Michael Nagy had all the goods to deliver a world class Papageno: a burnished, responsive baritone of especial beauty, and a cheeky, assured stage comportment that had just the right moxie. What he finally sadly lacked was the right characterization to truly triumph. There was no eccentricity, nothing of “the bird” about him and as he was made to refer to his “birds” as he brandished a picnic cooler, I wondered if he must be peddling frozen chickens. Regula Mühlemann’s chirpy, attractive Papagena was at least afforded a more fantastical beginning before becoming a boring backpacker.
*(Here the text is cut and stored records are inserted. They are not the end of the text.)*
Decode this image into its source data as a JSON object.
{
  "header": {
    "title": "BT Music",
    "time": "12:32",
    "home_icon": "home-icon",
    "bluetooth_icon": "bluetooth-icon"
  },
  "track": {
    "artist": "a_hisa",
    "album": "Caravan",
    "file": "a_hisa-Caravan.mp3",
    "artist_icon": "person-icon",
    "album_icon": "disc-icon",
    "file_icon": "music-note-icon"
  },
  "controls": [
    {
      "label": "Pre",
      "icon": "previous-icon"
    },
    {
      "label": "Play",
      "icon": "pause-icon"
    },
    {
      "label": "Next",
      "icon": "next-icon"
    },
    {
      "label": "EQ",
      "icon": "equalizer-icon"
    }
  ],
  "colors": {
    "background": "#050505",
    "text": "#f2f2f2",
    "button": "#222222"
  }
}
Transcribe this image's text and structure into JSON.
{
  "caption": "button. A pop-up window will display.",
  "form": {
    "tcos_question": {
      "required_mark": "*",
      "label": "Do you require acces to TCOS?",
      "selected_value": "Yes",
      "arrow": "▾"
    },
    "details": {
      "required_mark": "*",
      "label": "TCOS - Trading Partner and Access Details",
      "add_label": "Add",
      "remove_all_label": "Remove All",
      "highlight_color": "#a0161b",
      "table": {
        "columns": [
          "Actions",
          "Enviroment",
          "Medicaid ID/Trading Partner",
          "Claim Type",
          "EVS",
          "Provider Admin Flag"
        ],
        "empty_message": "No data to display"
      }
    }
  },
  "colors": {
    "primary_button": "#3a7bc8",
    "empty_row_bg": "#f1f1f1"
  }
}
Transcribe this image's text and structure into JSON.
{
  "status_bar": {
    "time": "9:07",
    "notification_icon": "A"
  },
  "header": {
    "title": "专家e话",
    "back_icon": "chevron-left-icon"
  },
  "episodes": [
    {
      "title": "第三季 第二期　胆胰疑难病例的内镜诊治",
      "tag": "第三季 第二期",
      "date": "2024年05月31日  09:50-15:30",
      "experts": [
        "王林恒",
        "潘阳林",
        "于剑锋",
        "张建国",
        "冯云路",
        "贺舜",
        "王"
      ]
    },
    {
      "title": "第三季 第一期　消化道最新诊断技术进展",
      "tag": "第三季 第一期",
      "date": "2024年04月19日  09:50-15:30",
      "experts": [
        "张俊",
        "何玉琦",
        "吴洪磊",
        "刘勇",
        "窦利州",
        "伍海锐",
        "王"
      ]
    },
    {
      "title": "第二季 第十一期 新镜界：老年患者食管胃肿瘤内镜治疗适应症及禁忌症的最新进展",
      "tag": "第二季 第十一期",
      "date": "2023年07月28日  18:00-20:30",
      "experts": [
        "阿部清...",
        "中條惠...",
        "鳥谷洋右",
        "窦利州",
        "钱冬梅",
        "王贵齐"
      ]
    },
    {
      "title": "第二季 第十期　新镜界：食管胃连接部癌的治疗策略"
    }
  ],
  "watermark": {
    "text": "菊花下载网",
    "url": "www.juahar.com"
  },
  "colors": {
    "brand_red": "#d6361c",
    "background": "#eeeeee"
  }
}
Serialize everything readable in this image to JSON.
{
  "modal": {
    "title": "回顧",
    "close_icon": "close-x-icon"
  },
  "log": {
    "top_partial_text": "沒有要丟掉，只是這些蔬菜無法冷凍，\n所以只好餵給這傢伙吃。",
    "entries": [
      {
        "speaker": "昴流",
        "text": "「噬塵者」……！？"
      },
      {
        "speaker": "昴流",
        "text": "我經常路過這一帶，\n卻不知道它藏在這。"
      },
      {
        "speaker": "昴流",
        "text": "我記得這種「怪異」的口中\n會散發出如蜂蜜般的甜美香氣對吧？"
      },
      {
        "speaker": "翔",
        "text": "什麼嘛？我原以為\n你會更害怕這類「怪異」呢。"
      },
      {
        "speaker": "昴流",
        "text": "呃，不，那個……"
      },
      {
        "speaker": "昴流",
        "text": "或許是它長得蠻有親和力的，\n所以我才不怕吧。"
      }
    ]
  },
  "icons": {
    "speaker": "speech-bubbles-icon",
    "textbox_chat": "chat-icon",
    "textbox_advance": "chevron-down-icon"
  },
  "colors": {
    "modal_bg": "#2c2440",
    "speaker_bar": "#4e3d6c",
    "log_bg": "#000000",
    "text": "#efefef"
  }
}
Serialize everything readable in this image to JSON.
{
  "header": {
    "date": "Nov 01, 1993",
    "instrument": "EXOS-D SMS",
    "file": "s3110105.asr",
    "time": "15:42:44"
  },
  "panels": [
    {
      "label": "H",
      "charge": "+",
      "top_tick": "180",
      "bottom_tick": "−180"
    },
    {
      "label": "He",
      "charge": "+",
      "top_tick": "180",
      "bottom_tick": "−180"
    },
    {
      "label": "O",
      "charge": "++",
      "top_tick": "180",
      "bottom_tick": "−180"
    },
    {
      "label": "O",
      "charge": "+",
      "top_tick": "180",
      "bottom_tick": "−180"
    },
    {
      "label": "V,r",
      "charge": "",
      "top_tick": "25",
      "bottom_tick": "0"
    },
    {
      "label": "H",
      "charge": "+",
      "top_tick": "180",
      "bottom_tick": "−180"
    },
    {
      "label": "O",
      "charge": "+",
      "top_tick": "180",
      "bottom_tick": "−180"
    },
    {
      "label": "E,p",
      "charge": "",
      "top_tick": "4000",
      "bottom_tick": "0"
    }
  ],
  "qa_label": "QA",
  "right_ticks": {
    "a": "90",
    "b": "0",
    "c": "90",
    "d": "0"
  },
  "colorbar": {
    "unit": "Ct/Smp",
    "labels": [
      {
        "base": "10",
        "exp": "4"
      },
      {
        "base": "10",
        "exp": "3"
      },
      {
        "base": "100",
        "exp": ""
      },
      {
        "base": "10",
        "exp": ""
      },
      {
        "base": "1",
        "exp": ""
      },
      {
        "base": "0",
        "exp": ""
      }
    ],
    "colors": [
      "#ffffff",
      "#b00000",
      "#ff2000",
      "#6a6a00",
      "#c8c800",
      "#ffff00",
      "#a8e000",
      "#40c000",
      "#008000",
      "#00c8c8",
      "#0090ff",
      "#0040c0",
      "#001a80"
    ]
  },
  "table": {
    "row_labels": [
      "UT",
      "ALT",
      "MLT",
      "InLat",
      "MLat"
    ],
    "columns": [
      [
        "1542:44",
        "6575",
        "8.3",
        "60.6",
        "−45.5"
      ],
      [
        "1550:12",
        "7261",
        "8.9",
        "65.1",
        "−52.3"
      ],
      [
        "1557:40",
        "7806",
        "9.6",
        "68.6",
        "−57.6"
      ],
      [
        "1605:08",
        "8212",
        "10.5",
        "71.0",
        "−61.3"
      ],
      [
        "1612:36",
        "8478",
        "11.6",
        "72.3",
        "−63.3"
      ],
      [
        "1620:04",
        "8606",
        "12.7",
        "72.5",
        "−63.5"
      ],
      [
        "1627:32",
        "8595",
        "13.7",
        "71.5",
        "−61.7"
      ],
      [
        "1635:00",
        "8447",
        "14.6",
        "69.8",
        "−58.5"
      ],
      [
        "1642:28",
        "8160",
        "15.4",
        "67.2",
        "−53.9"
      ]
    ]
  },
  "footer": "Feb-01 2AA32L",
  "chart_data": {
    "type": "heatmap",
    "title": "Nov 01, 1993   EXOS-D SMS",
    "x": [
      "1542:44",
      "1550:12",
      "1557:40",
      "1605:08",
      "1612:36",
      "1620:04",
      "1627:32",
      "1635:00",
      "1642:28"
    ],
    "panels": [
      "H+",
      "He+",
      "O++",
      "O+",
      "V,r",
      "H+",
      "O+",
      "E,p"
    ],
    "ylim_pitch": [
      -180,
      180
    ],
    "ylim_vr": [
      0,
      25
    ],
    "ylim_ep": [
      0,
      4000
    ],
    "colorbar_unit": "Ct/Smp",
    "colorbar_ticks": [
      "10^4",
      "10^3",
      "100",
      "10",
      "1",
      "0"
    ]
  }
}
There were marvelous instances of luxury casting. What a treat to hear Jose van Dam in the late autumn of his distinguished career, gifting us with the most memorable Speaker-Tamino exchange we are ever likely to hear. And have the three ladies ever been cast with top tier soloists the likes of the radiant, clear soprano of Annick Massis; the smoky, alluring mezzo of Magdalena Kozena; and the ballsy, baritonal contralto of Nathalie Stutzman? Individualized voices and techniques to be sure, but the three worked successfully in tandem to dominate their every scene. Even the smallest parts were cast from strength, witness the exceptionally voiced duet from the two priests, steely tenor Andreas Schager and robust baritone Jonathan Lemalu. Just as impressive were the important contributions from the Armored Men, Benjamin Hulett lending his stentorian tenor to the cause, abetted by David Jeruslaem’s impressive rolling bass.

In the ‘Best for Last’ Category: First Boy David Rother, Second Boy Cedric Schmitt and Third Boy Joshua Augustin were quite simply the best Flute boys’ trio I have ever encountered. Their acting and stage business were impeccably disciplined and their singing miraculously clear and accurate. And Dimitry Ivashchenko arguably turned in the performance of this or any other night as a magisterial, deeply compassionate Sarastro. When his well-placed, effortlessly produced bass carpeted the house with luxurious sound, you knew you were at a Festival address.

Based on the seriousness of purpose and quality of execution of this production, and having snagged the services of the Berlin Philharmonic and Maestro Rattle (not to mention rosters of the world’s top singers, instrumentalists and dancers), Baden-Baden seems poised to trump all other challengers as it further develops and promotes its prestigious Easter Festival.

James Sohre


Cast and production:

Tamino: Pavol Breslik; Pamina: Kate Royal; Sarastro: Dimitry Ivashchenko; Queen of the Night: Ana Durlovski; Papageno: Michael Nagy; Papagena: Regula Mühlemann; First Lady: Annick Massis; Second Lady: Magdalena Kozena; Third Lady: Nathalie Stutzman; Speaker: Jose Van Dam; Monastatos: James Elliott; First Boy: David Rother; Second Boy: Cedric Schmitt; Third Boy: Joshua Augustin; First Priest: Andreas Schager; Second Priest: Jonathan Lemalu; First Armored Man: Benjamin Hulett; Second Armored Man: David Jerusalem; Conductor: Simon Rattle; Stage Director: Robert Carsen; Set Design: Michael Levine; Costume Design: Petra Reinhardt; Lighting Design: Robert Carsen and Peter van Praet; Video Design: Martin Eidenberger

Send to a friend

Send a link to this article to a friend with an optional message.

Friend's Email Address: (required)

Your Email Address: (required)

Message (optional):